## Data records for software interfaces
-=-=-

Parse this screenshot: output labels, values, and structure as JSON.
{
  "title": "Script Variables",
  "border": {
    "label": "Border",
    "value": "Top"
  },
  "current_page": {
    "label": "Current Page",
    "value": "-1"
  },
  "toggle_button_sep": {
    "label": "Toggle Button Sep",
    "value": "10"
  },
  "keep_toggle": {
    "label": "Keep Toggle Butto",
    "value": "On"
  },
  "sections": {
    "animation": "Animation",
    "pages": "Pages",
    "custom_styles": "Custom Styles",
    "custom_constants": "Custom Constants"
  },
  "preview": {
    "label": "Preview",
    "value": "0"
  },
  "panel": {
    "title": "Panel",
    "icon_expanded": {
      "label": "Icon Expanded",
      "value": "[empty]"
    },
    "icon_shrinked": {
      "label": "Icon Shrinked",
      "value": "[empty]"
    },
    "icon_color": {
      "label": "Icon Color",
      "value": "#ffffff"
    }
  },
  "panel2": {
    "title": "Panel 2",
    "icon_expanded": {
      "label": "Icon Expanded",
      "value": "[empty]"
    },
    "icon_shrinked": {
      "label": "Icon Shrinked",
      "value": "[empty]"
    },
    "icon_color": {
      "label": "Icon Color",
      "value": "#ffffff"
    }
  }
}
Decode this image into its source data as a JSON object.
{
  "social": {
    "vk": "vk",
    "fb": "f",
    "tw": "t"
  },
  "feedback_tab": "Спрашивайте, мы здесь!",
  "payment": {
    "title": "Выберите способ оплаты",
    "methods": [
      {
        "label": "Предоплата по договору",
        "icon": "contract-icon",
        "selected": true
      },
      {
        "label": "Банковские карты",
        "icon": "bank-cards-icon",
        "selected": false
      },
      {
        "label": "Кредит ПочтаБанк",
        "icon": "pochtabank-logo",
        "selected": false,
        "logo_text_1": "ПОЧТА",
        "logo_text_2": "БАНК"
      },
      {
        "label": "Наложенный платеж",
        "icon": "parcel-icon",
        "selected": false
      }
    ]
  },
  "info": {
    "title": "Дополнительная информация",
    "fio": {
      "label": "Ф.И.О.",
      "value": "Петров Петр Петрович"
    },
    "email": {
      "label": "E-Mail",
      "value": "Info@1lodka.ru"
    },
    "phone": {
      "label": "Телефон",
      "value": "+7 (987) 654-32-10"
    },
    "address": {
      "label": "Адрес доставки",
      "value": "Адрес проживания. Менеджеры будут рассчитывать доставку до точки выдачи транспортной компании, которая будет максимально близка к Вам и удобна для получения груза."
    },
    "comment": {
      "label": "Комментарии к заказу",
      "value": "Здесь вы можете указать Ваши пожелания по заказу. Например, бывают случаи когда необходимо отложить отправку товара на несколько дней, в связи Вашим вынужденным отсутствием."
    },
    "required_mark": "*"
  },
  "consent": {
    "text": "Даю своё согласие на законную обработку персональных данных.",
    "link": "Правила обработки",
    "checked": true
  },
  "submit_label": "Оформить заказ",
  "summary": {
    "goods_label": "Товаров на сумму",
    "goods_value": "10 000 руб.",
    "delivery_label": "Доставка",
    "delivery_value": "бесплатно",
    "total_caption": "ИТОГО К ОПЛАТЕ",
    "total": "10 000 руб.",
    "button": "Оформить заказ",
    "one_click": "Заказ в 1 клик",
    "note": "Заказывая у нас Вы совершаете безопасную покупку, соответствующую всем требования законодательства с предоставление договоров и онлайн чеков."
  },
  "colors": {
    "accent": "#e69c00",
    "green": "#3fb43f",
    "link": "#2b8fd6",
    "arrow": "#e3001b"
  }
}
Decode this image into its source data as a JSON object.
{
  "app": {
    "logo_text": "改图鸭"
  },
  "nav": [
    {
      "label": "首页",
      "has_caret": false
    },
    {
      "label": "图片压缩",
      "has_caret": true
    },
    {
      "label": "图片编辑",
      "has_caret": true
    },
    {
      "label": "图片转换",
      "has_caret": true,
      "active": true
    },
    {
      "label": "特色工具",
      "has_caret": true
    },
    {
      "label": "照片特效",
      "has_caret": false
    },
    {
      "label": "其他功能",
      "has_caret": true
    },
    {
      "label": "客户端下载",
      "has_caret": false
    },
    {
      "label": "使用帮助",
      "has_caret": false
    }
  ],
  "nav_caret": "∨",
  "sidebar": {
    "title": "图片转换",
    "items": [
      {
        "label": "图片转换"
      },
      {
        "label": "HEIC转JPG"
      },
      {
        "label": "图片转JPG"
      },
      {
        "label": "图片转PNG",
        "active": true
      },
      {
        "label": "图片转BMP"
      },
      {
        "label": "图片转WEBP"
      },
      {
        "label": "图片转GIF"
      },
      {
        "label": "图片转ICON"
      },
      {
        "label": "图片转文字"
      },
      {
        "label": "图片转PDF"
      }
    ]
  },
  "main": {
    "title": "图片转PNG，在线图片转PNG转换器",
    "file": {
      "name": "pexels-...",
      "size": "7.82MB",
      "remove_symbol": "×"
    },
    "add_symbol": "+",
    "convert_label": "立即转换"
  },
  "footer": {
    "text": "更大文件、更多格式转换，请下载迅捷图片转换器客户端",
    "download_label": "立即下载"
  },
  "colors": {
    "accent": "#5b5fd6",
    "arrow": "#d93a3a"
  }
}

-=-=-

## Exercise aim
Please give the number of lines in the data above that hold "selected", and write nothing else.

## Your solution
4